Workers' compensation data captures back pain experience

(HealthDay)—Workers' compensation data can be used to capture a partial understanding of workers' low back pain (LBP) experiences, according to a study published in the Dec. 15 issue of Spine.

Amanda E. Young, Ph.D., from the Liberty Mutual Research Institute for Safety in Hopkinton, Mass., and colleagues interviewed 90 participants with a compensated claim for -related LBP regarding their LBP-related experiences after their initial return to work. Self-reports were compared with wage-replacement (WR) data, which was provided by the participants' workers' compensation provider.

The researchers found that there was agreement between WR-based indicators and self-reports of additional time off due to LBP. A payment history that began with more than seven consecutive days of initial WR payments, followed by a WR payment gap of more than seven consecutive days, followed by another WR period of more than seven consecutive days, was the best performing WR-based indicator (sensitivity, 55 percent; specificity, 73 percent; overall accuracy, 69 percent). The best performing WR indicator was not associated with other self-reports of post-return-to-work LBP recurrence, such as LBP being significantly worse than usual; LBP ; seeking LBP-related health care; and the experience of back condition-related difficulties.

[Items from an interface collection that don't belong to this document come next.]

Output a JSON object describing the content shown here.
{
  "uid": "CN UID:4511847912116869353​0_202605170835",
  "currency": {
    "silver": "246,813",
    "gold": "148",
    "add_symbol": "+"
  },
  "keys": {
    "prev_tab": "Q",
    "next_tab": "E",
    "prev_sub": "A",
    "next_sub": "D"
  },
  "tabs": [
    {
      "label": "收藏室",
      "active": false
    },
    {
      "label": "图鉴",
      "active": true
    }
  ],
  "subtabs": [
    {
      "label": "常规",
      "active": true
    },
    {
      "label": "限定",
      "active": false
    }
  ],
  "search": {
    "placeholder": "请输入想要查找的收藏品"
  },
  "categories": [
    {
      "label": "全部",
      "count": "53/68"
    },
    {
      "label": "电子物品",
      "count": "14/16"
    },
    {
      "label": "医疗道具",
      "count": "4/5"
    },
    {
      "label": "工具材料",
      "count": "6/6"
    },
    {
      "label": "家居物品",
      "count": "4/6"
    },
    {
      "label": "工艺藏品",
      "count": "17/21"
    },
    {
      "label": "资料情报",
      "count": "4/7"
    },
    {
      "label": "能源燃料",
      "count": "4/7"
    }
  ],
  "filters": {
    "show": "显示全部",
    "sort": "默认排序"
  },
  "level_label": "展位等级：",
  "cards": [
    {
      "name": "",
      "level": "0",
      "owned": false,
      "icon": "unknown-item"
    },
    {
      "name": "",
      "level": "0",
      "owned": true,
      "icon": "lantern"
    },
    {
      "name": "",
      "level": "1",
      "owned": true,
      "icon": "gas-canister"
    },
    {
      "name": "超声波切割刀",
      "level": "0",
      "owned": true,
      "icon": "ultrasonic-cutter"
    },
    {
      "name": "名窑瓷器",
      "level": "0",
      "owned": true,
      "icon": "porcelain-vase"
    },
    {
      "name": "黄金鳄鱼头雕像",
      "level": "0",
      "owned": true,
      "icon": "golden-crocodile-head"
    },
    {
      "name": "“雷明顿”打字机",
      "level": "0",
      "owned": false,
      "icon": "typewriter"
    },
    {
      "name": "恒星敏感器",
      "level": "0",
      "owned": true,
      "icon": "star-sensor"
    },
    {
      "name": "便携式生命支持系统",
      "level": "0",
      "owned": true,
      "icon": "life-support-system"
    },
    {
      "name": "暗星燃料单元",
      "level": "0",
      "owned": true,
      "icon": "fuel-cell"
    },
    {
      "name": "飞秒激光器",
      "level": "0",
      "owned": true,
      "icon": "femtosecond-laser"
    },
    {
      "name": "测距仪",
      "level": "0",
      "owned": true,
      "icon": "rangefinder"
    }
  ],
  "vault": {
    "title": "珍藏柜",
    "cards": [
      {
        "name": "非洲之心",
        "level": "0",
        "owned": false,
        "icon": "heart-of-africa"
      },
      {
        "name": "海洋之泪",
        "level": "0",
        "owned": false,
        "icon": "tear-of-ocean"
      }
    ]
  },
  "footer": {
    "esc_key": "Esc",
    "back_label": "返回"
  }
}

"Results indicate that compensation data can be used to capture what a claimant would self-report as additional time off after their initial return to work due to their LBP condition," the authors write.

Relevant financial activities outside the submitted work were disclosed: grants/grants pending.

More information: Full Text

Related Stories

Self-rated low physical capacity tied to low back pain

date Feb 05, 2013

(HealthDay)—Women health care workers who rate their physical capacity as low are significantly more likely to develop non-chronic and persistent low back pain (LBP) compared with those who assess their ...

Catastrophizing doesn't predict low back pain evolution

date Aug 16, 2012

(HealthDay) -- For adult patients with acute or chronic low back pain (LBP), assessing the baseline score for catastrophizing does not help clinicians in routine clinical practice predict the evolution of ...

Recommended for you

Europe's police crack massive horsemeat tracking ring

date 41 minutes ago

Police from seven European countries detained 26 people and seized hundreds of horse passports in a crackdown against a Europe-wide horsemeat trafficking ring, the EU's judicial agency Eurojust said Saturday.

Text messaging useful for reaching 'at-risk' teens about sex

date 21 hours ago

Text messaging that connects teens with sexual health educators is effective for delivering sexual health information, according to a recent study in The Edward R. Murrow College of Communication at Washington State University.The ...

User comments

Please sign in to add a comment. Registration is free, and takes less than a minute. Read more

Click here to reset your password.
Sign in to get notified via email when new comments are made.